[show abstract][hide abstract] ABSTRACT: This paper provides evidence as to how five factors highlighted in the current UK auditing standard are taken into account by auditors in analytical review (AR) judgements. While the relative importance of particular cues was generally found to be consistent with the standard, certain factors were taken into account only to a marginal extent. Little evidence of configural cue usage was identified. The study also provides evidence of a tendency towards conservatism in the way auditors approach AR. The results suggest both that the potential to substitute AR for other substantive procedures may be realised only imperfectly and that the issue of configural reasoning should be addressed in the auditing standard. Copyright Blackwell Publishers Ltd 2000.
Journal of Business Finance & Accounting 01/2001; 27(9&10):821-857. · 0.69 Impact Factor
[show abstract][hide abstract] ABSTRACT: This paper reports on an interpretive research project which examines the feasibility of implementing social audit within the general medical practice setting. The study aims to communicate patients' voices to aid evaluation of the potential contribution of social audit to the public health sector and also addresses particular conceptual problems which arise when attempting to implement social audit within this environment. The fieldwork focuses on one general health practice in Lanarkshire (in southern central Scotland). Consultative focus group discussions and individual interviews were carried out with a sample of twenty two patients. Patients were most concerned with health service organisational and delivery issues. Overall, the results suggest patients are enthusiastic about the ideas and process of the social audit. Patients were able to demonstrate a capacity for grasping accountability issues and balanced reasoning. There was an acute awareness of the constraints which exist in the public services. Patients addressed the broad rights and responsibilities issues, and highlighted the possible pitfalls of relying on a representational mechanism for ensuring their voices were heard. The study concludes that an involved and negotiative dialogue process of implementing social audit could provide beneficial understanding and ideas to the organisation which may be further researched.
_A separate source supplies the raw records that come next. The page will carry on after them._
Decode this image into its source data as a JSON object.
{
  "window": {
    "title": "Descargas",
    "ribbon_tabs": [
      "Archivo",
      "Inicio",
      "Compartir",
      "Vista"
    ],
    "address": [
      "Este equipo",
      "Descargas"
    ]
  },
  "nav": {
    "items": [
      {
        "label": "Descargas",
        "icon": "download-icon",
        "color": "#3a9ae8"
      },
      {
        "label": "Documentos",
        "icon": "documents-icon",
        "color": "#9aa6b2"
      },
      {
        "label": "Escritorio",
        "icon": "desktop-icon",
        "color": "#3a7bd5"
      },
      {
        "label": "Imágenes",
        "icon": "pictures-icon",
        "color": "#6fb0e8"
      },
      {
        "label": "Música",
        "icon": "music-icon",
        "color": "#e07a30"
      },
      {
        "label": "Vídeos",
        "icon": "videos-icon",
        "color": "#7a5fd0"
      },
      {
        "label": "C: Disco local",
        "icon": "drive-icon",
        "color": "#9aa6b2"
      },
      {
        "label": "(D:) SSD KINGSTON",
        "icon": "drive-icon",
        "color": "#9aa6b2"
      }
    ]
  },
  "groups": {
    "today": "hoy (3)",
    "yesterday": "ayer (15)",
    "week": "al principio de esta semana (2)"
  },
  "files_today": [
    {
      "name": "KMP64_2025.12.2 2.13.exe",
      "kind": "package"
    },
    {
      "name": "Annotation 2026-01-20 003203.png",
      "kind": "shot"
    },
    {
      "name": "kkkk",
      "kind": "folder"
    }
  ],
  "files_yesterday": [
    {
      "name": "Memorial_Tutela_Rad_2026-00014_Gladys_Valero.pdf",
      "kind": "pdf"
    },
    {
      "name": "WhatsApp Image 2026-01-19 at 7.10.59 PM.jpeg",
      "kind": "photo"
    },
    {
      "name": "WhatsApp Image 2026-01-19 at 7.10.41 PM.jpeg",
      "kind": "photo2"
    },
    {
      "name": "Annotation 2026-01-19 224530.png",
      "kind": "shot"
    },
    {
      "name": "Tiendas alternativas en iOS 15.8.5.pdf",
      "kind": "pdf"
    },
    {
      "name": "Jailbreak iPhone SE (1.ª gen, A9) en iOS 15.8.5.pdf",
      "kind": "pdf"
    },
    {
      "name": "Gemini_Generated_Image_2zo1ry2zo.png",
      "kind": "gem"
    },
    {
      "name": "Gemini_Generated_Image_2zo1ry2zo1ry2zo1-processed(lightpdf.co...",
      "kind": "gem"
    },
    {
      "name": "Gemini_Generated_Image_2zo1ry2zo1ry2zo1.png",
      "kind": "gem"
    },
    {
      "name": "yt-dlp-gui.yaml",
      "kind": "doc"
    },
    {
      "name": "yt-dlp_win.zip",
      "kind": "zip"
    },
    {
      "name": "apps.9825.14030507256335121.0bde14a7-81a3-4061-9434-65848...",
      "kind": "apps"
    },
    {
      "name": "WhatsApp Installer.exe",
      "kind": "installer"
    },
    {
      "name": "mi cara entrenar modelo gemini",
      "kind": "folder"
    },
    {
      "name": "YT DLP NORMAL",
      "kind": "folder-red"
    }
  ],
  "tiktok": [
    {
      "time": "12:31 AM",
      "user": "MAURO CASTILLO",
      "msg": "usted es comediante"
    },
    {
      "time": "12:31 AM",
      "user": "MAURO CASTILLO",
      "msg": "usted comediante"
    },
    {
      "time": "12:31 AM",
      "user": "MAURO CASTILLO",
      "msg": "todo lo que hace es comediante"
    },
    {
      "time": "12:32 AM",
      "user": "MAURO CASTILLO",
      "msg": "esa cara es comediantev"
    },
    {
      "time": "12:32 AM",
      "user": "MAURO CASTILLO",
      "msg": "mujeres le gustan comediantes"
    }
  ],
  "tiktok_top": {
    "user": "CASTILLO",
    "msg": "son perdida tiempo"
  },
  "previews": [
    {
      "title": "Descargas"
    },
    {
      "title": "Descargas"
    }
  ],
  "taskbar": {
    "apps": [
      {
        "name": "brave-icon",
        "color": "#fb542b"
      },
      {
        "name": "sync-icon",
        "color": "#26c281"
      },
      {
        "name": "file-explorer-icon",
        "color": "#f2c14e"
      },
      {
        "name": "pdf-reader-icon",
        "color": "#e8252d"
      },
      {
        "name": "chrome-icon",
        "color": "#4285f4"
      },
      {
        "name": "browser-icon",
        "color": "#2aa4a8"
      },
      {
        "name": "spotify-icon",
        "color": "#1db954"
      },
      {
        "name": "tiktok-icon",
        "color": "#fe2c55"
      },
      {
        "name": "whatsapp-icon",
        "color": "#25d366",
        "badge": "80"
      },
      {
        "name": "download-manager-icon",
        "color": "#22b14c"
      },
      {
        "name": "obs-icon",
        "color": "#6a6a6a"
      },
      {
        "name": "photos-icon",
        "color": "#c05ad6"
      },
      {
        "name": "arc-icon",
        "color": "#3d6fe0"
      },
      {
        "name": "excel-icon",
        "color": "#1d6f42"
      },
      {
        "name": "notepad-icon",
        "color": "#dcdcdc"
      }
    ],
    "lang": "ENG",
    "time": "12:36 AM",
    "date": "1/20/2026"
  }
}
Journal of Business Ethics 11/1998; 17(13):1481-97. · 0.96 Impact Factor
[show abstract][hide abstract] ABSTRACT: This paper reports the results of the first comprehensive survey to investigate the use of analytical review (AR) by external auditors in the UK. The research indicates that extent of usage varies significantly according to firm size and with each audit stage. Results suggest that the recent Auditing Standard which mandates the use of AR at both the planning and review stages will raise standards of practice; in particular those of smaller firms. More effective audit comfort, rather than competition between firms, was regarded as the most important factor driving the increased use of AR. Straightforward AR techniques were regarded as cost-effective and were found to dominate. Regression analysis, on the other hand, was regarded as cost ineffective and to require expert knowledge.
The British Accounting Review 01/1997; 29(1):35-47.